By Seema Rao
Cleveland weather can change dramatically from one week to the next. We're great to visit no matter the weather. The Cleveland Museum of Art is the place for you—indoors, expansive and free. What is there for your family to do? Look for signs of spring through our collection.
Take a look at these and check back next week for the answers for which work they come from.
By Louise Mackie
Curator of Textiles and Islamic Art
European Paintings and Sculpture Curator Jon Seydl and Cleveland Orchestra Assistant Conductor James Feddeck discuss a few works in our galleries that connect to the chamber music concert series, Italian Masterworks. This collaboration will bring The Cleveland Orchestra to play in the museum’s Gartner Auditorium for the first time. In this five-video series, the two scholars ponder the connections between the painters and composers, the meanings of the works they created, and what these works might tell us about the times in which they lived.
The spring travel season is underway. Griff Mann, the museum's deputy director and chief curator, shares his picks for exhibitions to see as you roam about the country.
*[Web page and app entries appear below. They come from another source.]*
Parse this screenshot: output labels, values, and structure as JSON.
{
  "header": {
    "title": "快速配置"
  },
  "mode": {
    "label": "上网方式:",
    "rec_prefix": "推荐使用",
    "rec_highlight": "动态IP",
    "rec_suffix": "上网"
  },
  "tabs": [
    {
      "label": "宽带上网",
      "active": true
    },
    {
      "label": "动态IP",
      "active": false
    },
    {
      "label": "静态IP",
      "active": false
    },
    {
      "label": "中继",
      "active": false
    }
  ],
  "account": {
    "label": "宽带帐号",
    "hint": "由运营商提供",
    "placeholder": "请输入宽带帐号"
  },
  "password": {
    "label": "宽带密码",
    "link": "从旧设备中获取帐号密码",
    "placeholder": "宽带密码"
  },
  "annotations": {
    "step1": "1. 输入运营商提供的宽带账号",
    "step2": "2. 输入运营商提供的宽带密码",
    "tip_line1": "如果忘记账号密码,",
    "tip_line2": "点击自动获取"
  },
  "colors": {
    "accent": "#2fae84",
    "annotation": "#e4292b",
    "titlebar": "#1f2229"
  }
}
Remember to check the reciprocal benefits for your membership level; you may receive admission discounts at these museums by being a member of the Cleveland Museum of Art.
Mural Study for Cancer (detail), 1948. Clarence Van Duzer. Tempera on panel; 13 in x 29-1/4 in.
Seunghye Sun, associate curator of Japanese and Korean art, shares a work from our collection. The Lure of Painted Poetry: Japanese and Korean Art, the first in-depth comparison of the achievements of Korea and Japan from the late 14th century, consists of some 100 examples from the museum’s permanent collection—many that have never been shown since the 1990s.
In our latest curator conversation, we sat down with Jon Seydl, the Paul J. and Edith Ingalls Vignos, Jr., Curator of European Paintings and Sculpture (1500-1800,) to talk about his insights on the life and work of Artemisia Gentileschi. She was a pioneering artist in the 1600s and part of a dynamic father-daughter duo. She and her father, Orazio, will be the topic of his lecture on Sunday, March 13 @ 2:00 p.m. FREE!
By Carrie Reese
Marketing and Communications Intern
Valentine’s Day marks an interesting ideology cross point in American culture. Some people hate it, others love it. Regardless your view, you can’t escape it. So, why not celebrate it through art, finding out what the “meaning” of Valentine’s Day is really about. Or what it isn’t about.